SILVERSTONE, England (Reuters) - Double world champion Lewis Hamilton was handed one of the sport’s most prestigious trophies on Thursday, only days after moaning about the poor quality of some of Formula One’s podium prizes.
The Mercedes driver received the Hawthorn Memorial Trophy, awarded annually since 1959 to the most successful British or Commonwealth driver in the previous year’s championship, at Silverstone.
A roll call of greats have won the trophy in the past, including Australian Jack Brabham, Stirling Moss, Jim Clark, Jackie Stewart, James Hunt, Nigel Mansell, Jacques Villeneuve and Damon Hill.
Hamilton won 11 races in 2014 on the way to his second championship.
“That’s a real trophy,” he said after collecting the memorial to Britain’s first world champion Mike Hawthorn, who won the title with Ferrari in 1958 and died in a road accident a year later.
“To be amongst all these great names on here, that’s what a real trophy should have — all this history. When I am talking about trophies...this is what I’m talking about. This is class, this is history.
“It’s real silverware. And that’s what I race for. When I finish a race, that’s the best reward you can get. I relate it to Olympians who go out there and get the gold medals. It’s no cheap plastic, it’s real.”

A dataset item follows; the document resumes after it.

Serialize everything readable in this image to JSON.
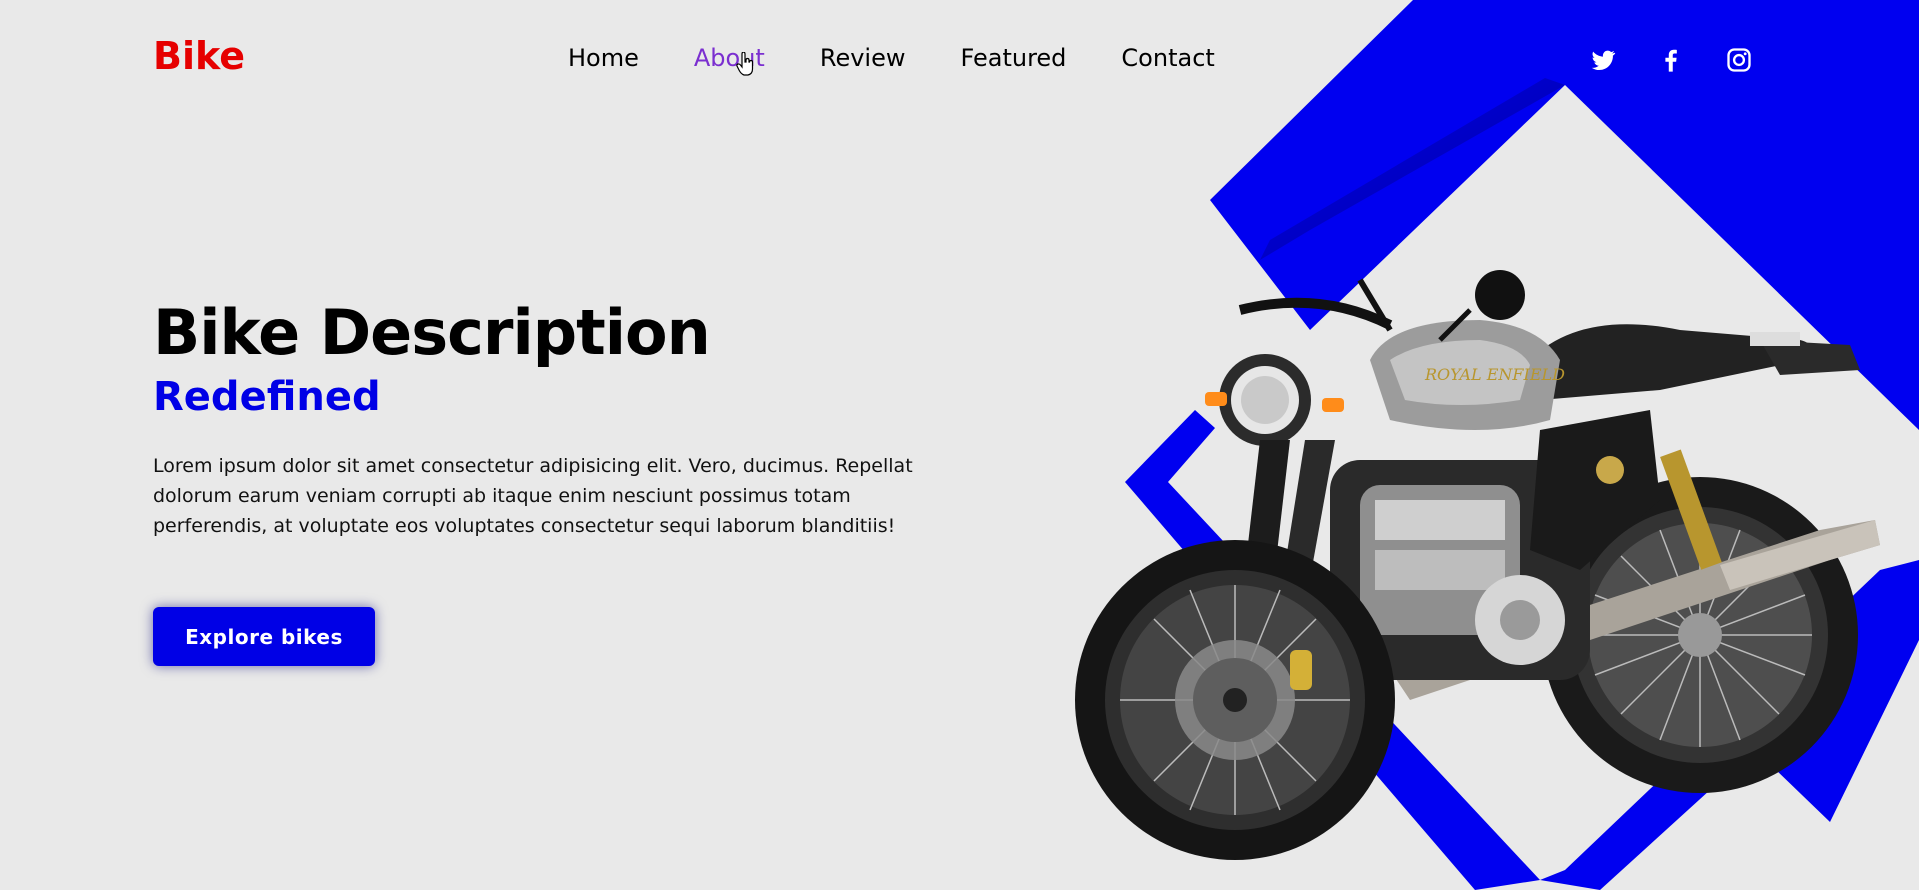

Speaking earlier in the week, Hamilton had questioned the quality of some of the trophies he had been presented with on the podium.
“The last one in Austria was wooden, the whole thing was wooden. The base was like lead. I mean, what? It’s supposed to be silver,” he had said of the offering he received after finishing second to team mate Nico Rosberg at Spielberg.
Last year he had expressed his dissatisfaction with the ‘plastic’ trophies handed out at Silverstone by race sponsor Santander.
The winner of the British Grand Prix traditionally has his name engraved on the golden Royal Automobile Club (RAC) trophy, first awarded in 1948.
Hamilton will be hoping to get his hands on that one as well on Sunday.
Editing by Ed Osmond